* [EXERCISE]:
What lines in the records below contain the string "Pendenza"? Copy every one.

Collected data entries
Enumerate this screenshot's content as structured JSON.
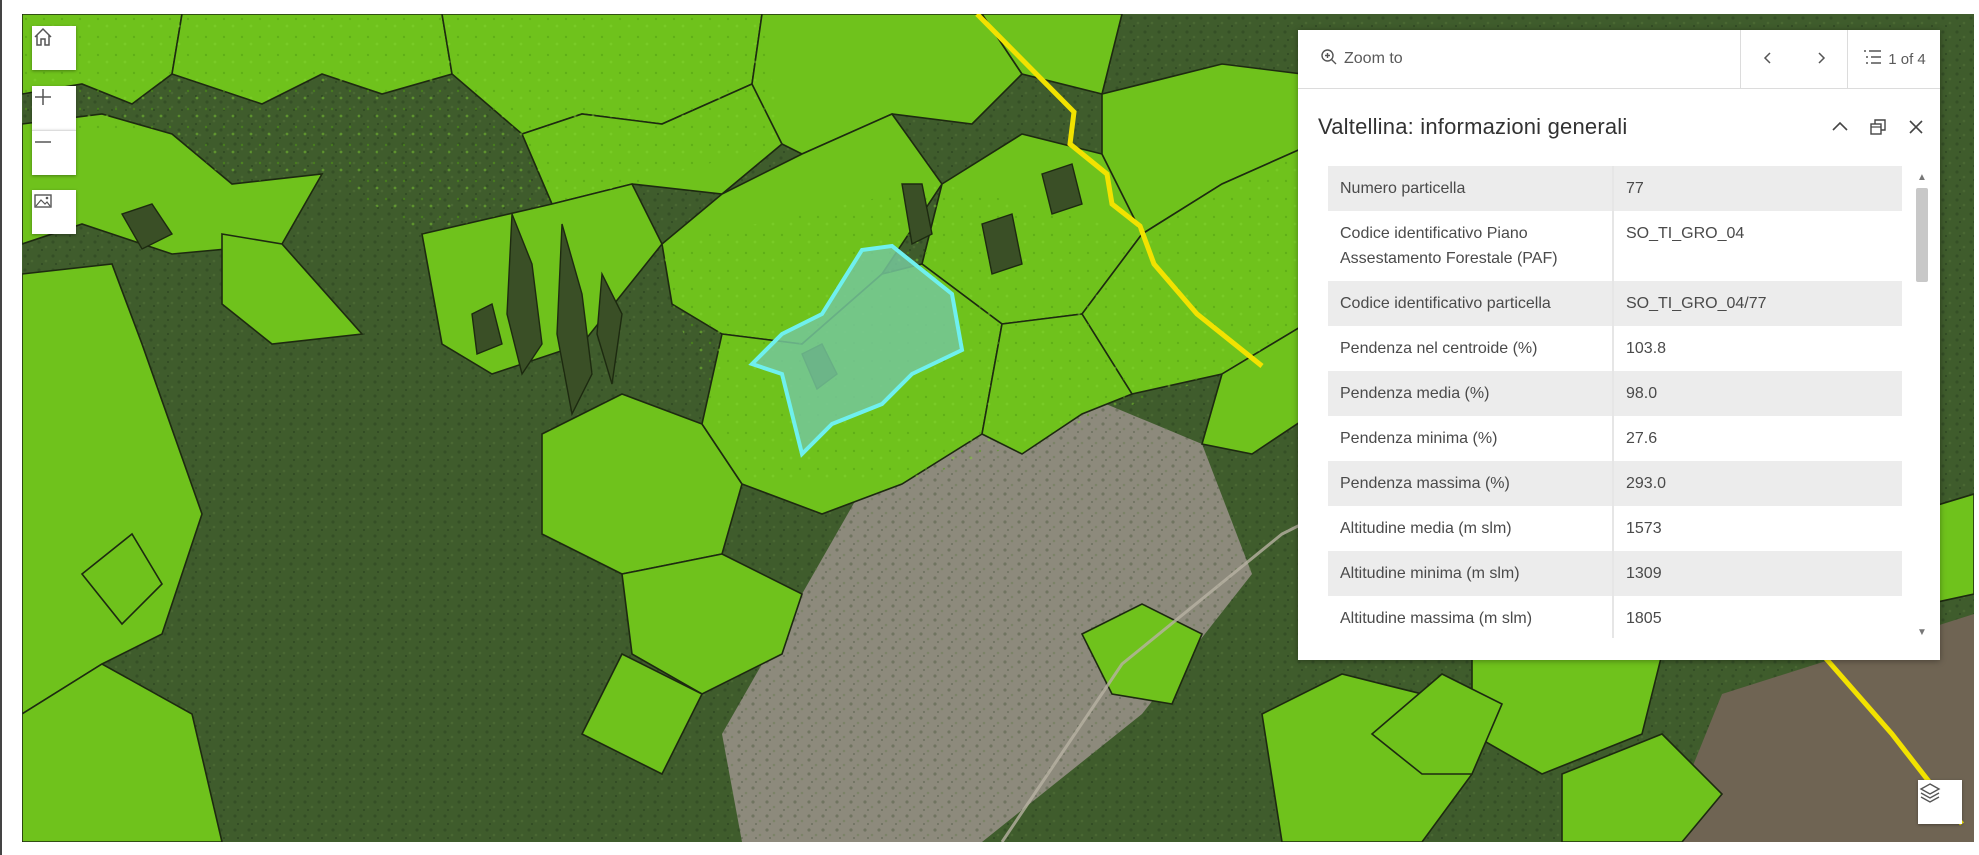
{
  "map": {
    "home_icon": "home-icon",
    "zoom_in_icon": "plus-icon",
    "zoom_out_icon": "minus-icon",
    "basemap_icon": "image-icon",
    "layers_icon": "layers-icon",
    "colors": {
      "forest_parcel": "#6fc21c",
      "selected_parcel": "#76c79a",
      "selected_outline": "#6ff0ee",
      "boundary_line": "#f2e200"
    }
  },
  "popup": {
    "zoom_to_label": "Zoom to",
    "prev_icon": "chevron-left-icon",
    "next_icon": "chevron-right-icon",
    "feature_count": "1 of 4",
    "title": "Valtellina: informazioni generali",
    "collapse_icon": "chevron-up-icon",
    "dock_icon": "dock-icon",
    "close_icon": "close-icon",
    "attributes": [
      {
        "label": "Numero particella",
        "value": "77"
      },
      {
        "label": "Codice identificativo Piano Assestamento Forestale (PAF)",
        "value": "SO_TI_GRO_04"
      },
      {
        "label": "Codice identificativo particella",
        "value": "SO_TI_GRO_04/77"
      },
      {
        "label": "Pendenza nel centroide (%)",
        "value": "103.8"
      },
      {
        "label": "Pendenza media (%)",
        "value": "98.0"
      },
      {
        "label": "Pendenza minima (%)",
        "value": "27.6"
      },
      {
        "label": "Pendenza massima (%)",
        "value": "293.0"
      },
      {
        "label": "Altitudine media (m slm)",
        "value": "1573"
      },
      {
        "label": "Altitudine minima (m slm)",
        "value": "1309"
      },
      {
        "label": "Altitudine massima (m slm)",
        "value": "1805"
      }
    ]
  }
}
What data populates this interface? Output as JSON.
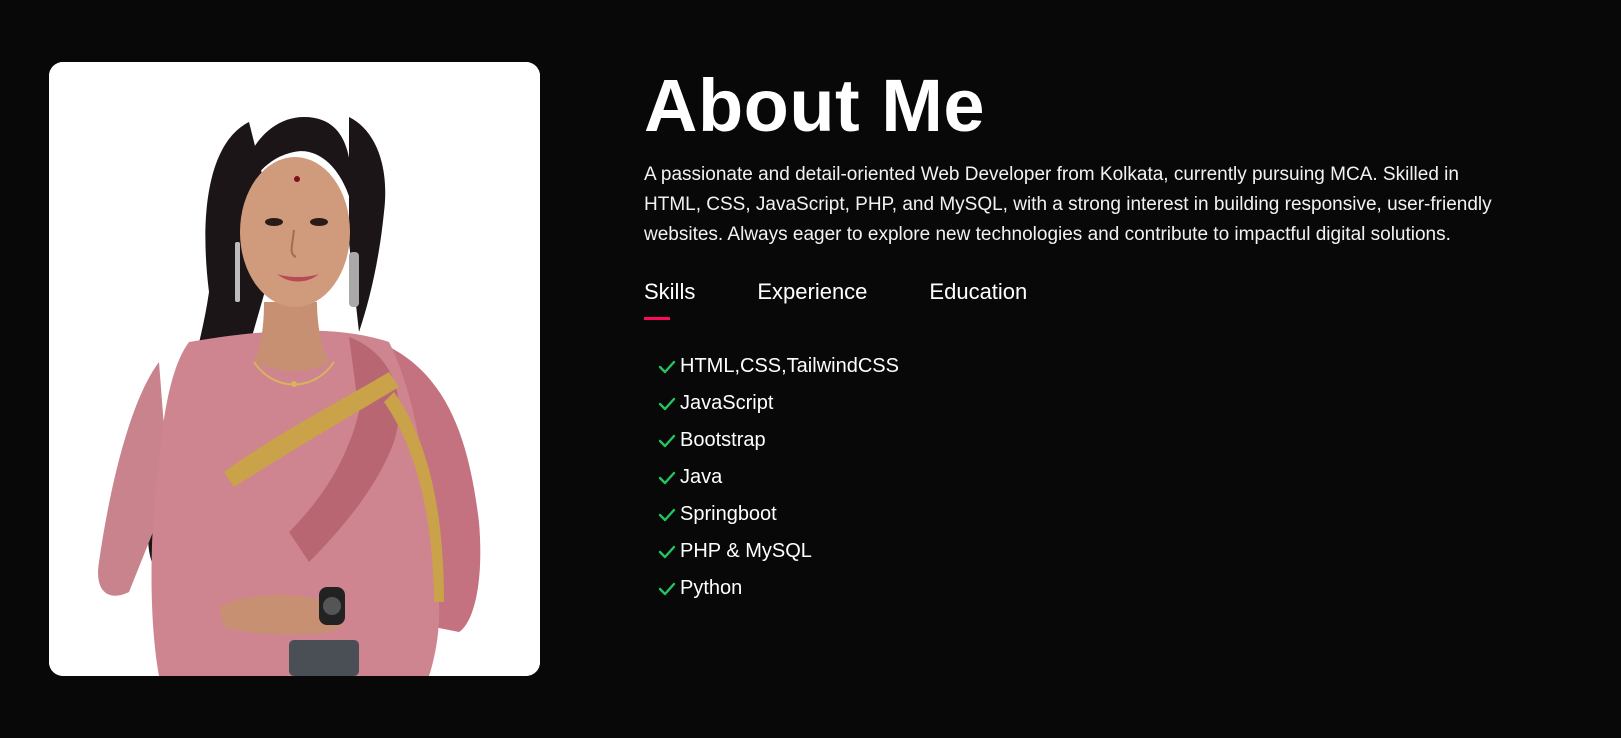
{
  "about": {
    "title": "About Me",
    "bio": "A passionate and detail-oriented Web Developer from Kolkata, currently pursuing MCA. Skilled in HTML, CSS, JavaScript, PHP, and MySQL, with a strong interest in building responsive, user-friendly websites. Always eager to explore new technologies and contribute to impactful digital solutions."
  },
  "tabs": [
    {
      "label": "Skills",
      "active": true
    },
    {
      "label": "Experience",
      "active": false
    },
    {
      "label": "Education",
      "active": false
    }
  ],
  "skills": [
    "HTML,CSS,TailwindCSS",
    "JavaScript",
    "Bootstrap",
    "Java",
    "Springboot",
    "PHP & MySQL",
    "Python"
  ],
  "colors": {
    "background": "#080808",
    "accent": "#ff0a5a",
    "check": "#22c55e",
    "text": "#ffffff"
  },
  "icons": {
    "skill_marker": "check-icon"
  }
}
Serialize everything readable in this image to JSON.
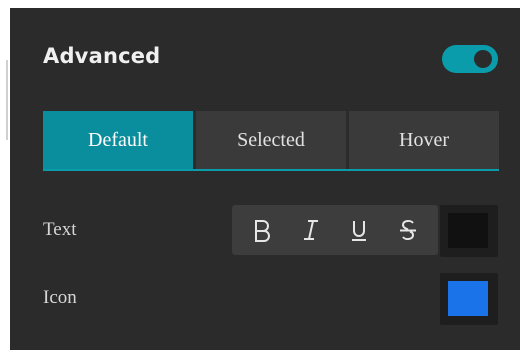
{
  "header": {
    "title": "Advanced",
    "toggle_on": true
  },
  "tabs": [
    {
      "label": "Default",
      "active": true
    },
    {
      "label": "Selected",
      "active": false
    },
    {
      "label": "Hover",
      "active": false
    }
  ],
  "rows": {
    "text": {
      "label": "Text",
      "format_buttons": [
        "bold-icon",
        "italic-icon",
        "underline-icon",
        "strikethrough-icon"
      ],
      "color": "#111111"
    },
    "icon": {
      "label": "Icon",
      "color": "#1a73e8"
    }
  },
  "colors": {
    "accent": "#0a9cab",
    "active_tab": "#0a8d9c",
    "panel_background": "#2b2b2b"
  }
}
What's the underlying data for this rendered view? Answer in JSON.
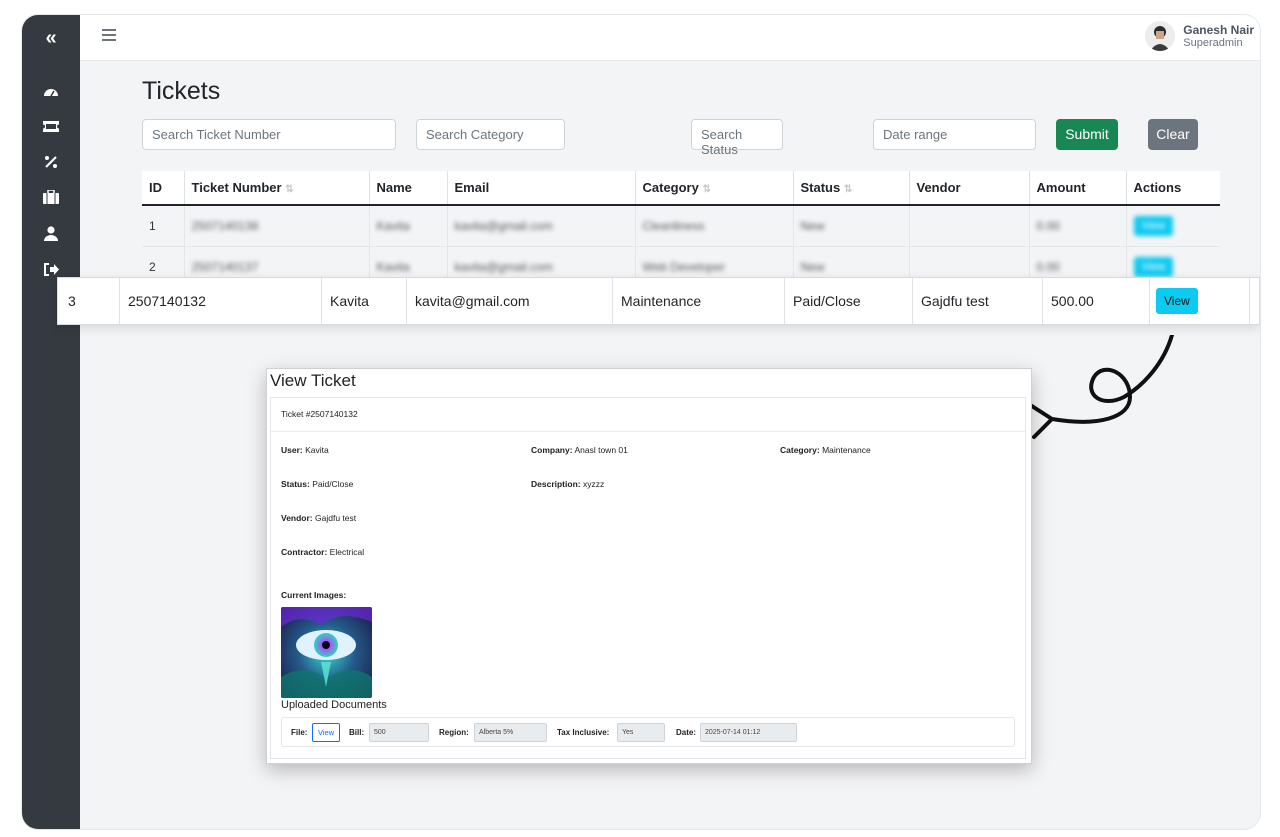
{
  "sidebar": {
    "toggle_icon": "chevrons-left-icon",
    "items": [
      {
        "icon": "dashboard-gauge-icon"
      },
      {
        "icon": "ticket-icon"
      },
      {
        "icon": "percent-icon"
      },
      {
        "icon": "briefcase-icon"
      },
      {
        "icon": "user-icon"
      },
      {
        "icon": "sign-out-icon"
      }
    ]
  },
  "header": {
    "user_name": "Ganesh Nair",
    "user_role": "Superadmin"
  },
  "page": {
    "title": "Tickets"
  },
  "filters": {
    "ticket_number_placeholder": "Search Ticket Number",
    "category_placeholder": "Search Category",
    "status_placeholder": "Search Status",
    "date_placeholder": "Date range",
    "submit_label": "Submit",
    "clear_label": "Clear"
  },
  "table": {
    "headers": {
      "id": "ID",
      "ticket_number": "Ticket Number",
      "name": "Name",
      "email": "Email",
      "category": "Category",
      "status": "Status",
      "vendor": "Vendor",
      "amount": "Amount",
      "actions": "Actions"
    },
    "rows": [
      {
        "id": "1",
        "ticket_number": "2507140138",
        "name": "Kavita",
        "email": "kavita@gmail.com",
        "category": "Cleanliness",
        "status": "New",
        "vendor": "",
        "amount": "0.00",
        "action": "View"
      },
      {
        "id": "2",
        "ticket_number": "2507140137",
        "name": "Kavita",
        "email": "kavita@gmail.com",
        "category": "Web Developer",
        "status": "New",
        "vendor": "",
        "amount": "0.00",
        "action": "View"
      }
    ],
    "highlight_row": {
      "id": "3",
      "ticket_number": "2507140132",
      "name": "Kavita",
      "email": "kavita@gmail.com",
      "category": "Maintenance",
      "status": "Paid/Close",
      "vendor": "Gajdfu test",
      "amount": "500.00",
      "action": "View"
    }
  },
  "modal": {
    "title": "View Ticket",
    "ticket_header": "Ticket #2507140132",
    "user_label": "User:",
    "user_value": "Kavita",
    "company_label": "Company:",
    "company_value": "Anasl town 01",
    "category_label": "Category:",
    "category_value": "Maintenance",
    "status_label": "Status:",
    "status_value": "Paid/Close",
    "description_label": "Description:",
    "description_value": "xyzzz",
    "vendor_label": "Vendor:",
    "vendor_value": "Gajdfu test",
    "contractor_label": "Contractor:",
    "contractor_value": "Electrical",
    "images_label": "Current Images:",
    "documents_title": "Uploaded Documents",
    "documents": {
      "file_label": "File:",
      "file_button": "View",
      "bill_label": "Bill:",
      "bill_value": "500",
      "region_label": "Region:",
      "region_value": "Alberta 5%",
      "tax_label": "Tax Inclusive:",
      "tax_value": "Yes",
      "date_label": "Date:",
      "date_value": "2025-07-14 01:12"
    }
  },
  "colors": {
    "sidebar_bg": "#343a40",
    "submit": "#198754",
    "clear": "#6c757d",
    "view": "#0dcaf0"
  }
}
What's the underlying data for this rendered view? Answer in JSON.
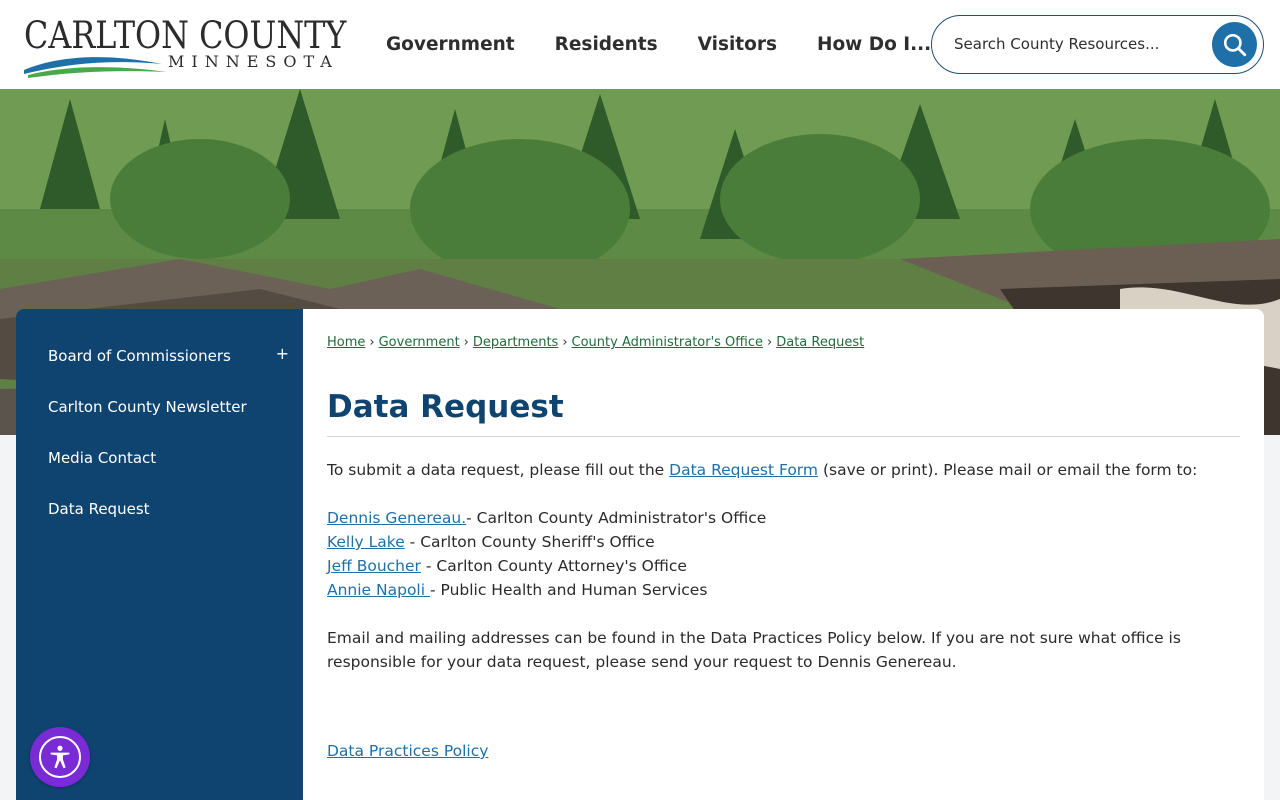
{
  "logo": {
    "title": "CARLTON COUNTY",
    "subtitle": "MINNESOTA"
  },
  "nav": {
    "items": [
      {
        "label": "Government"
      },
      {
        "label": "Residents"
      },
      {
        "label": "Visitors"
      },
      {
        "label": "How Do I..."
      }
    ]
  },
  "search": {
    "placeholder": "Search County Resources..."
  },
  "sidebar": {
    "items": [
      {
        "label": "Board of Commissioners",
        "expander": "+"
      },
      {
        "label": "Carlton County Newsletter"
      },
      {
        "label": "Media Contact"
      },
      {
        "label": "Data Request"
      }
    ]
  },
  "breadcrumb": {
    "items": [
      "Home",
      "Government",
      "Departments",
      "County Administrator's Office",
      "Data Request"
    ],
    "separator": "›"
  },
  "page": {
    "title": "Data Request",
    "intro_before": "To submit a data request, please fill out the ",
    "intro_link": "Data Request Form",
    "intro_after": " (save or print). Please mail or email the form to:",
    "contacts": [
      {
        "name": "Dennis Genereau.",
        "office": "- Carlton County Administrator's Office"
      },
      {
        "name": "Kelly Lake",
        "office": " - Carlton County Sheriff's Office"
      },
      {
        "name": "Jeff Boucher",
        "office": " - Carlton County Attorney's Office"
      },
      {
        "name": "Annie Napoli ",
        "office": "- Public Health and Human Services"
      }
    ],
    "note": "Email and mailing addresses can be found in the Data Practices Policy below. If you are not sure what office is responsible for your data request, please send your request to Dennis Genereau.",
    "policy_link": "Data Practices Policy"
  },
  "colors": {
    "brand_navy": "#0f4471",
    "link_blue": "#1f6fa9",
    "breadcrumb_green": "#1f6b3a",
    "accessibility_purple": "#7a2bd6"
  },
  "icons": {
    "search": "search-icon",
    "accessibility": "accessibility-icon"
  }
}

* [SOLUTION TO THE PROBLEM]:
        "label": "Pendenza nel centroide (%)",
        "label": "Pendenza media (%)",
        "label": "Pendenza minima (%)",
        "label": "Pendenza massima (%)",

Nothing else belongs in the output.